## [YOUR TASK]
Copy out every line of the data where the word "updated" is found.

## [Entries from a dataset of interfaces]

= = = =

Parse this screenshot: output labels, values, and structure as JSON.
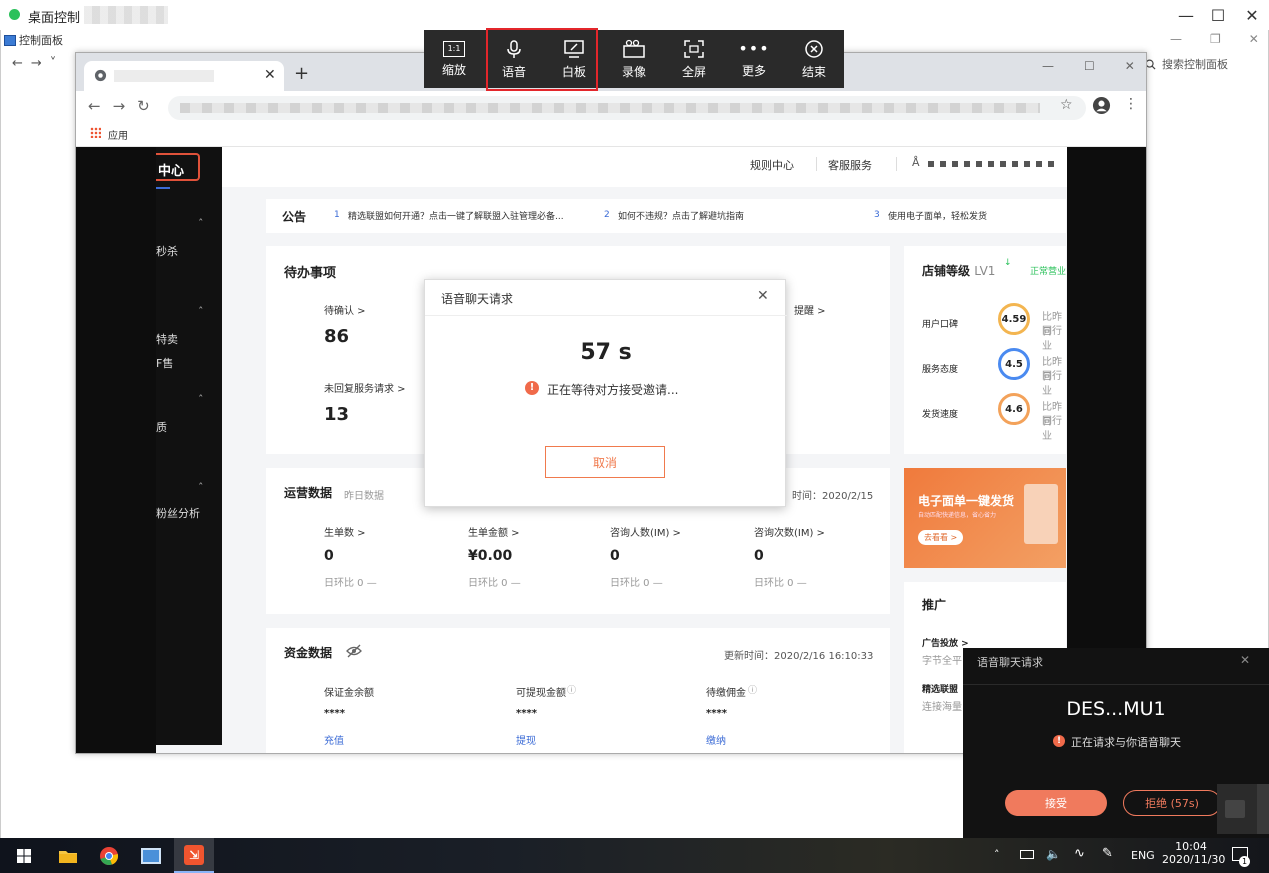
{
  "window": {
    "title": "桌面控制"
  },
  "toolbar": {
    "items": [
      {
        "label": "缩放",
        "icon": "zoom-ratio-icon"
      },
      {
        "label": "语音",
        "icon": "microphone-icon"
      },
      {
        "label": "白板",
        "icon": "whiteboard-icon"
      },
      {
        "label": "录像",
        "icon": "video-camera-icon"
      },
      {
        "label": "全屏",
        "icon": "fullscreen-icon"
      },
      {
        "label": "更多",
        "icon": "more-icon"
      },
      {
        "label": "结束",
        "icon": "end-icon"
      }
    ],
    "zoom_glyph": "1:1"
  },
  "control_panel": {
    "title": "控制面板",
    "search_placeholder": "搜索控制面板"
  },
  "browser": {
    "bookmark": "应用"
  },
  "page": {
    "sidebar": {
      "active": "中心",
      "items": [
        "秒杀",
        "特卖",
        "F售",
        "质",
        "粉丝分析"
      ]
    },
    "header": {
      "links": [
        "规则中心",
        "客服服务"
      ]
    },
    "notice": {
      "label": "公告",
      "items": [
        {
          "num": "1",
          "text": "精选联盟如何开通？点击一键了解联盟入驻管理必备..."
        },
        {
          "num": "2",
          "text": "如何不违规？点击了解避坑指南"
        },
        {
          "num": "3",
          "text": "使用电子面单，轻松发货"
        }
      ]
    },
    "todo": {
      "title": "待办事项",
      "items": [
        {
          "label": "待确认 >",
          "value": "86"
        },
        {
          "label": "未回复服务请求 >",
          "value": "13"
        }
      ],
      "extra_label": "提醒 >"
    },
    "store": {
      "title": "店铺等级",
      "level": "LV1",
      "status": "正常营业",
      "metrics": [
        {
          "label": "用户口碑",
          "score": "4.59",
          "cmp1": "比昨日",
          "cmp2": "同行业"
        },
        {
          "label": "服务态度",
          "score": "4.5",
          "cmp1": "比昨日",
          "cmp2": "同行业"
        },
        {
          "label": "发货速度",
          "score": "4.6",
          "cmp1": "比昨日",
          "cmp2": "同行业"
        }
      ]
    },
    "ops": {
      "title": "运营数据",
      "subtitle": "昨日数据",
      "updated": "时间：2020/2/15",
      "metrics": [
        {
          "label": "生单数 >",
          "value": "0",
          "change": "日环比 0 —"
        },
        {
          "label": "生单金额 >",
          "value": "¥0.00",
          "change": "日环比 0 —"
        },
        {
          "label": "咨询人数(IM) >",
          "value": "0",
          "change": "日环比 0 —"
        },
        {
          "label": "咨询次数(IM) >",
          "value": "0",
          "change": "日环比 0 —"
        }
      ]
    },
    "banner": {
      "title": "电子面单一键发货",
      "sub": "自动匹配快递信息，省心省力",
      "button": "去看看 >"
    },
    "funds": {
      "title": "资金数据",
      "updated": "更新时间：2020/2/16 16:10:33",
      "items": [
        {
          "label": "保证金余额",
          "value": "****",
          "action": "充值"
        },
        {
          "label": "可提现金额",
          "value": "****",
          "action": "提现"
        },
        {
          "label": "待缴佣金",
          "value": "****",
          "action": "缴纳"
        }
      ]
    },
    "promo": {
      "title": "推广",
      "items": [
        {
          "title": "广告投放 >",
          "sub": "字节全平"
        },
        {
          "title": "精选联盟",
          "sub": "连接海量"
        }
      ]
    }
  },
  "modal": {
    "title": "语音聊天请求",
    "timer": "57 s",
    "message": "正在等待对方接受邀请...",
    "cancel": "取消"
  },
  "popup": {
    "title": "语音聊天请求",
    "device": "DES...MU1",
    "message": "正在请求与你语音聊天",
    "accept": "接受",
    "reject": "拒绝 (57s)"
  },
  "taskbar": {
    "tray_lang": "ENG",
    "time": "10:04",
    "date": "2020/11/30",
    "notification_count": "1"
  },
  "colors": {
    "accent": "#f07a4d",
    "toolbar_bg": "#2a2a2a",
    "highlight": "#e3262b",
    "link": "#3b6bd6",
    "green": "#2bc15b"
  }
}
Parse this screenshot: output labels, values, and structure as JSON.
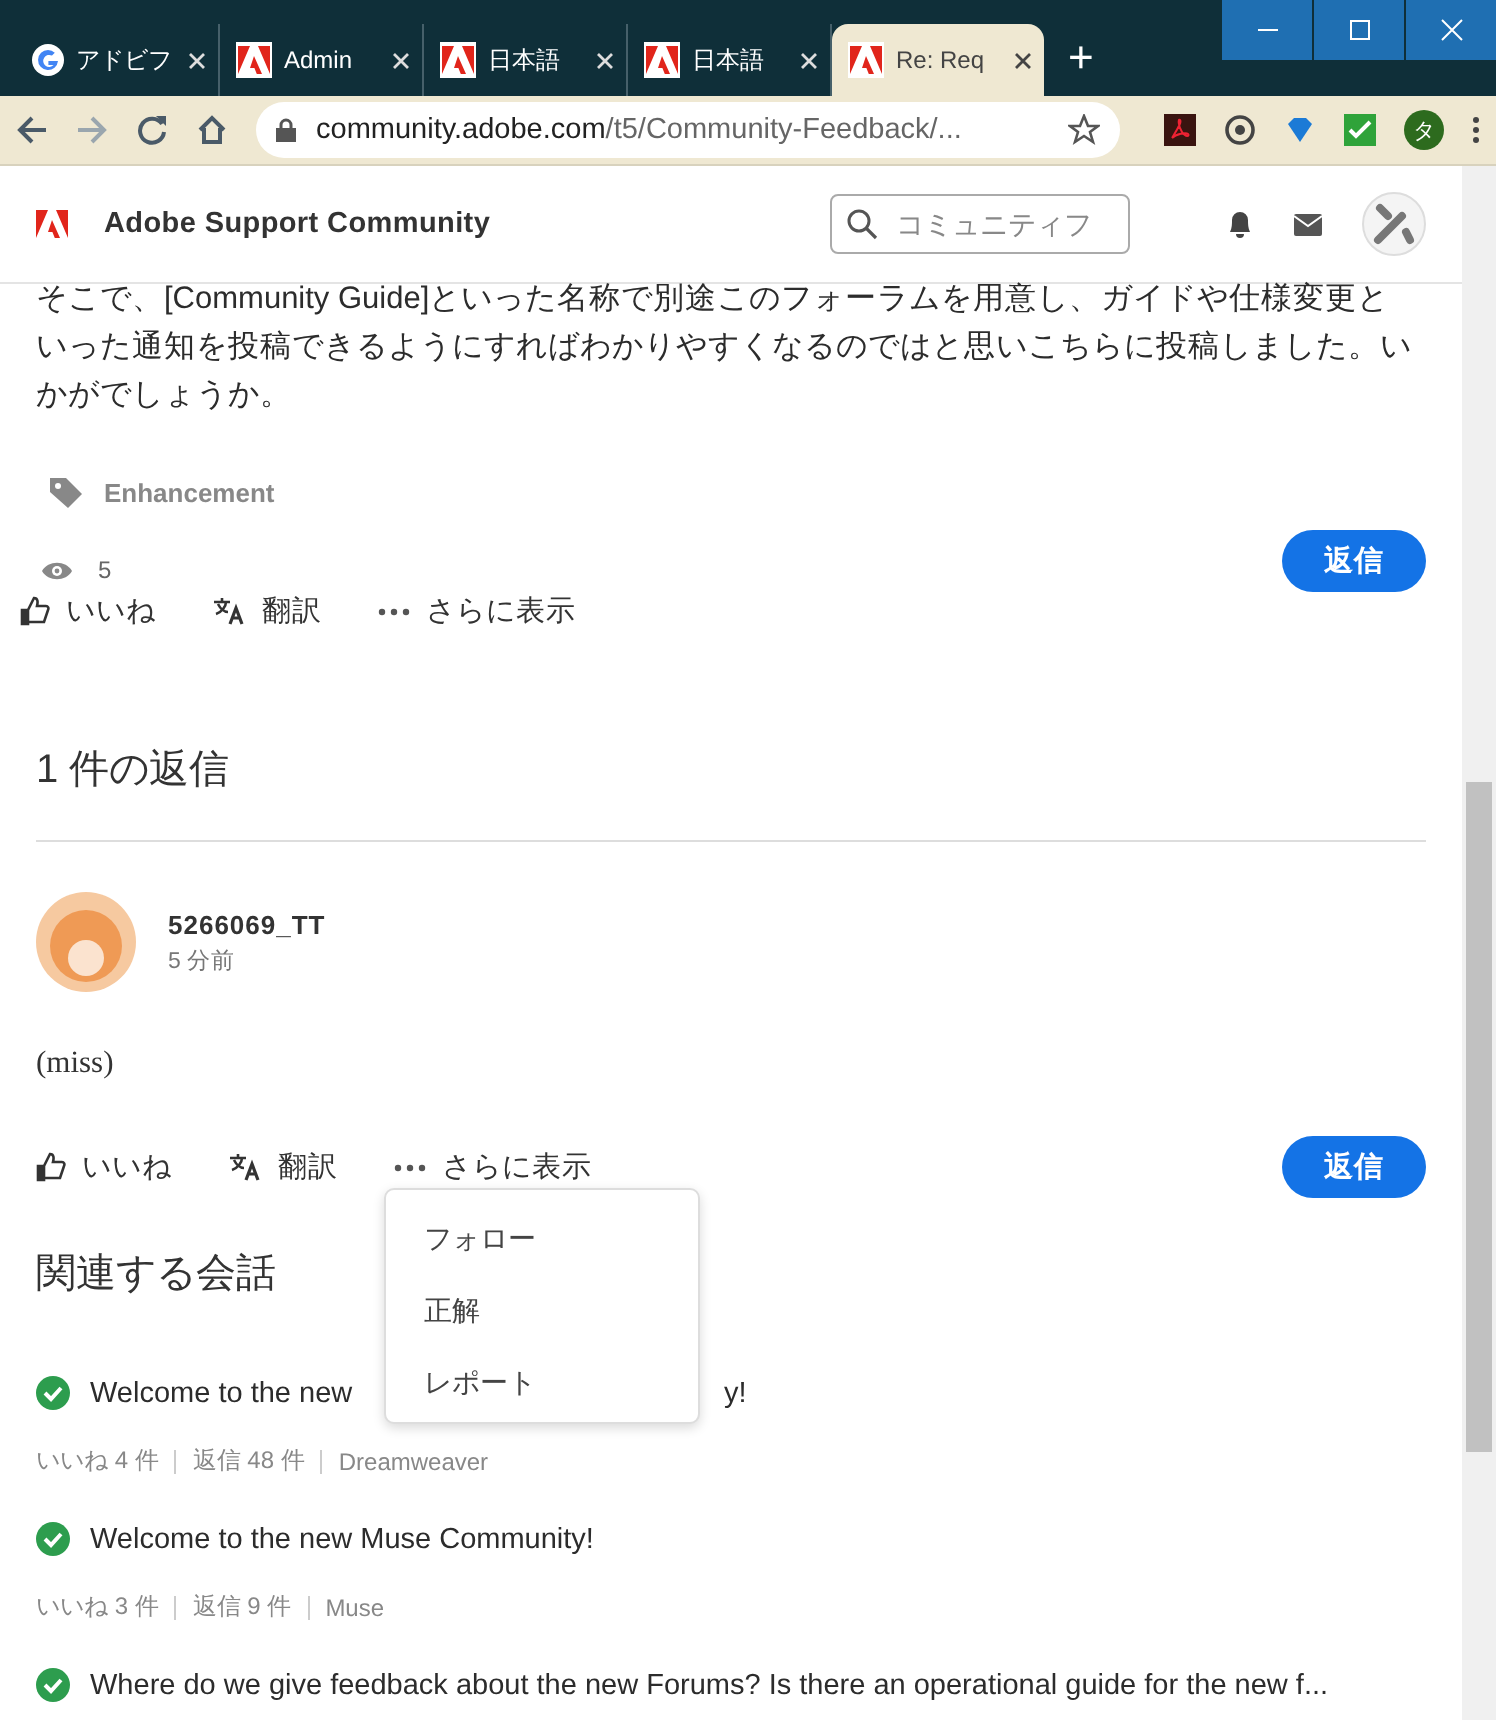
{
  "browser": {
    "tabs": [
      {
        "title": "アドビフ",
        "selected": false
      },
      {
        "title": "Admin",
        "selected": false
      },
      {
        "title": "日本語",
        "selected": false
      },
      {
        "title": "日本語",
        "selected": false
      },
      {
        "title": "Re: Req",
        "selected": true
      }
    ],
    "new_tab": "+",
    "url_host": "community.adobe.com",
    "url_path": "/t5/Community-Feedback/...",
    "profile": "タ"
  },
  "header": {
    "site_title": "Adobe Support Community",
    "search": {
      "placeholder": "コミュニティフ"
    }
  },
  "post": {
    "lines": [
      "そこで、[Community Guide]といった名称で別途このフォーラムを用意し、ガイドや仕様変更と",
      "いった通知を投稿できるようにすればわかりやすくなるのではと思いこちらに投稿しました。い",
      "かがでしょうか。"
    ],
    "tag": "Enhancement",
    "views": "5",
    "reply_button": "返信",
    "actions": [
      "いいね",
      "翻訳",
      "さらに表示"
    ]
  },
  "replies_heading": "1 件の返信",
  "reply": {
    "author": "5266069_TT",
    "time": "5 分前",
    "body": "(miss)",
    "actions": [
      "いいね",
      "翻訳",
      "さらに表示"
    ],
    "reply_button": "返信"
  },
  "menu": {
    "items": [
      "フォロー",
      "正解",
      "レポート"
    ]
  },
  "related": {
    "heading": "関連する会話",
    "items": [
      {
        "title": "Welcome to the new",
        "title_end": "y!",
        "solved": true,
        "likes": "いいね 4 件",
        "replies": "返信 48 件",
        "board": "Dreamweaver"
      },
      {
        "title": "Welcome to the new Muse Community!",
        "solved": true,
        "likes": "いいね 3 件",
        "replies": "返信 9 件",
        "board": "Muse"
      },
      {
        "title": "Where do we give feedback about the new Forums? Is there an operational guide for the new f...",
        "solved": true
      }
    ]
  }
}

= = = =

## [RESPONSE BOX]
      "updated": "时间：2020/2/15",
      "updated": "更新时间：2020/2/16 16:10:33",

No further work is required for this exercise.